======== SOURCE MATERIAL ========

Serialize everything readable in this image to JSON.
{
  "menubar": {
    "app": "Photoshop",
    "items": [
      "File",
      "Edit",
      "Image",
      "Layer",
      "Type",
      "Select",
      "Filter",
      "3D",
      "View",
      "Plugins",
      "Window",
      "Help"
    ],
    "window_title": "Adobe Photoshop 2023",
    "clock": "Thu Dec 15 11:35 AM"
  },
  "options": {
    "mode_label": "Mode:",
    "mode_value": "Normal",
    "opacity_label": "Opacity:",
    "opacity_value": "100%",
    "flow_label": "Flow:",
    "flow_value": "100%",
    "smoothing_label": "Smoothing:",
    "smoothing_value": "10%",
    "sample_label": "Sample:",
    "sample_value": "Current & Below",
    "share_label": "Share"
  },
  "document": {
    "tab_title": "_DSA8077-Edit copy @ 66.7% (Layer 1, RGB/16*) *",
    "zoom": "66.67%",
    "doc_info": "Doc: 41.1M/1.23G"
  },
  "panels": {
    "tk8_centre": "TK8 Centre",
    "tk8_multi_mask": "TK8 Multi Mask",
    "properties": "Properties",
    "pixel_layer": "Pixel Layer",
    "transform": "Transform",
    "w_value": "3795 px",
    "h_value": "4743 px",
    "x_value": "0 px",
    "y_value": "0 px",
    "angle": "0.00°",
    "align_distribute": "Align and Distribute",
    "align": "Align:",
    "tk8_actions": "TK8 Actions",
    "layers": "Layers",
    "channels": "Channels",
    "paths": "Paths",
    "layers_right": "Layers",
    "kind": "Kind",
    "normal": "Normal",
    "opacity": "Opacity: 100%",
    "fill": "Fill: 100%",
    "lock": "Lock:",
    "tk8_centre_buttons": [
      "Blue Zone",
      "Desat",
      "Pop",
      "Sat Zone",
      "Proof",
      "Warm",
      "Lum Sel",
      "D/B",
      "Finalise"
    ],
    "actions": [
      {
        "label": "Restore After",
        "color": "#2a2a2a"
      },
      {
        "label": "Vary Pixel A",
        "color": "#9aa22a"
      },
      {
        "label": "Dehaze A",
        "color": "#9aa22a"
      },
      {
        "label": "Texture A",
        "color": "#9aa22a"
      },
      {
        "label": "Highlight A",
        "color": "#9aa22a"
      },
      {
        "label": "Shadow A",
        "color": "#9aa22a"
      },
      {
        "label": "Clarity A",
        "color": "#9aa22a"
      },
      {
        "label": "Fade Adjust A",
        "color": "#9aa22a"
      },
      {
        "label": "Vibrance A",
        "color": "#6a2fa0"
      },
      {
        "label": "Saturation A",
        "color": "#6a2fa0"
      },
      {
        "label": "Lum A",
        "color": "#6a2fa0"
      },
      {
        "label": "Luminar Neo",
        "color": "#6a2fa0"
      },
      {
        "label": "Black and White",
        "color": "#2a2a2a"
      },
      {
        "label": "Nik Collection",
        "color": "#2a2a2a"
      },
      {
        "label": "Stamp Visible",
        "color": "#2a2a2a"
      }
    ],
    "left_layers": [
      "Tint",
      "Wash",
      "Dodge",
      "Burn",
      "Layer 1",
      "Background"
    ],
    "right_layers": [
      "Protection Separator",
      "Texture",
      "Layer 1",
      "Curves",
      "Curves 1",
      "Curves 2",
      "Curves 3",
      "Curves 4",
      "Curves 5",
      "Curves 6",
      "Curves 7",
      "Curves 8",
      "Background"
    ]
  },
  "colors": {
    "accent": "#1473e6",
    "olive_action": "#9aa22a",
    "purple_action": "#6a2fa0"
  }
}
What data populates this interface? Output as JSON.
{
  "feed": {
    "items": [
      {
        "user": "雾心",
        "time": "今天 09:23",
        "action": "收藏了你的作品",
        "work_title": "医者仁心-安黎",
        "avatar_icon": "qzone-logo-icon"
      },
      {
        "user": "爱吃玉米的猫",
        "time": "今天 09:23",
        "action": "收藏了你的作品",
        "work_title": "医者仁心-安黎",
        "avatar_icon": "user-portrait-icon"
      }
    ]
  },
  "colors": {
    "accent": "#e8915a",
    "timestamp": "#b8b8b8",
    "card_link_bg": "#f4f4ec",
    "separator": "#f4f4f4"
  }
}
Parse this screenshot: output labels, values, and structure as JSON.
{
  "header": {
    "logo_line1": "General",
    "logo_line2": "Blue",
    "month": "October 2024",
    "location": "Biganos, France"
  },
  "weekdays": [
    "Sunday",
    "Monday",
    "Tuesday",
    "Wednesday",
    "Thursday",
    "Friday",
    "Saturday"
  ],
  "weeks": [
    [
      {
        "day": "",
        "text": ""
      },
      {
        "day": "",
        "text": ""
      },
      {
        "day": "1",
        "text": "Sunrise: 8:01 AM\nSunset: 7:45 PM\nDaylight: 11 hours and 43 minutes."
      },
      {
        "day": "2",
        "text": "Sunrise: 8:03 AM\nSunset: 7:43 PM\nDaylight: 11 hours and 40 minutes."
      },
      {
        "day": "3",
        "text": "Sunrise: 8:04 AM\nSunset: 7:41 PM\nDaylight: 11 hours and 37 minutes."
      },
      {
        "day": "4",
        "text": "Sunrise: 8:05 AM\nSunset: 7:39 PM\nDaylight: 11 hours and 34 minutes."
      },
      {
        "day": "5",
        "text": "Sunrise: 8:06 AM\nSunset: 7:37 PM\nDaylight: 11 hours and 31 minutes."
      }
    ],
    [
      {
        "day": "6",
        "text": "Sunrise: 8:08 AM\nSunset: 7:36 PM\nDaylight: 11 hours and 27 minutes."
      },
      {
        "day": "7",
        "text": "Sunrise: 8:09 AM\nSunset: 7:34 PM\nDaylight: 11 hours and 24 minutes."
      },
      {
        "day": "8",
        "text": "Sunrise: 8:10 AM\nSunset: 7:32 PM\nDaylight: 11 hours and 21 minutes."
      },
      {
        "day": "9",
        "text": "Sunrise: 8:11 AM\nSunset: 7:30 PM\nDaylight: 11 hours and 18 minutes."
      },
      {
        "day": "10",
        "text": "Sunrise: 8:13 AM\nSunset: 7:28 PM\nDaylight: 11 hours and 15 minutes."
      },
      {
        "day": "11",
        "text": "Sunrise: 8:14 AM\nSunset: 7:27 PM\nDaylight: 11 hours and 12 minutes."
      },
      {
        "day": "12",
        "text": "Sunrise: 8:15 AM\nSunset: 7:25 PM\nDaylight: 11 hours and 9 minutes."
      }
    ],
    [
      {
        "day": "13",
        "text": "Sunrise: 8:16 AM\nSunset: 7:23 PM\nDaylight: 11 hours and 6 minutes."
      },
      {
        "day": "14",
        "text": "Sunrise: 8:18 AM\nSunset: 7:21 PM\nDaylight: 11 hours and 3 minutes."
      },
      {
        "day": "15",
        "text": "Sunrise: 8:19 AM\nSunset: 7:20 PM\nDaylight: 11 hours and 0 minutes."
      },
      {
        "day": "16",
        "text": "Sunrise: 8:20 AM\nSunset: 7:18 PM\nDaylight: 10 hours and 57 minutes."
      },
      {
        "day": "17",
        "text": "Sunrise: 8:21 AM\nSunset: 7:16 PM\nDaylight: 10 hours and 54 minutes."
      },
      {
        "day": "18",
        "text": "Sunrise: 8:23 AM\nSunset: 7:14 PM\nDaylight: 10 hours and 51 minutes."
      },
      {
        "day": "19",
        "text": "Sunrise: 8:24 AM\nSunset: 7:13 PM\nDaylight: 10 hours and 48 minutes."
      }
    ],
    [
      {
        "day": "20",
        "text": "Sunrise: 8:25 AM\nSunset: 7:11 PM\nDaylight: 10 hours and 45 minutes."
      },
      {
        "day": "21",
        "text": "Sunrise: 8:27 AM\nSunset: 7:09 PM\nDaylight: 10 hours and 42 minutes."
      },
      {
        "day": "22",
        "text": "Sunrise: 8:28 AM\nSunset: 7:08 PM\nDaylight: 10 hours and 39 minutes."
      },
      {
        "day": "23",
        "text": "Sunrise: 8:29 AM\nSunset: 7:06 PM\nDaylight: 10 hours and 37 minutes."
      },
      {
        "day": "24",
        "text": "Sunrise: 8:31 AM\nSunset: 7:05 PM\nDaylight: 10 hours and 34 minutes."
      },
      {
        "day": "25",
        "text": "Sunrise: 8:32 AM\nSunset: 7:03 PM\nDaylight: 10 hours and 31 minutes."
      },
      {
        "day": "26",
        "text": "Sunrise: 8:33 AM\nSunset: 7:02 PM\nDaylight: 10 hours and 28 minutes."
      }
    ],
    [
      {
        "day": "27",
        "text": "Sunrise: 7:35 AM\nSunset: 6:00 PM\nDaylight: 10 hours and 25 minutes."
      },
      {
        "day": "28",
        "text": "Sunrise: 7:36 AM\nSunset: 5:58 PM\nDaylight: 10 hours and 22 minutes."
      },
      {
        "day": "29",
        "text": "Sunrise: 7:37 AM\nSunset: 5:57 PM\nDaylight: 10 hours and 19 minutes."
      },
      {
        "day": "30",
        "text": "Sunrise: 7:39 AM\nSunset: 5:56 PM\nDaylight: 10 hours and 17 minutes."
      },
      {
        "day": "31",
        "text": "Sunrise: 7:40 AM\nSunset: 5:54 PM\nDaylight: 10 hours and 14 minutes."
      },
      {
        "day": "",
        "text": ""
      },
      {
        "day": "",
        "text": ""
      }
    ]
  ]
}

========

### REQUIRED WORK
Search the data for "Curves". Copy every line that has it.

### RESPONSE TO THIS TASK
      "Curves",
      "Curves 1",
      "Curves 2",
      "Curves 3",
      "Curves 4",
      "Curves 5",
      "Curves 6",
      "Curves 7",
      "Curves 8",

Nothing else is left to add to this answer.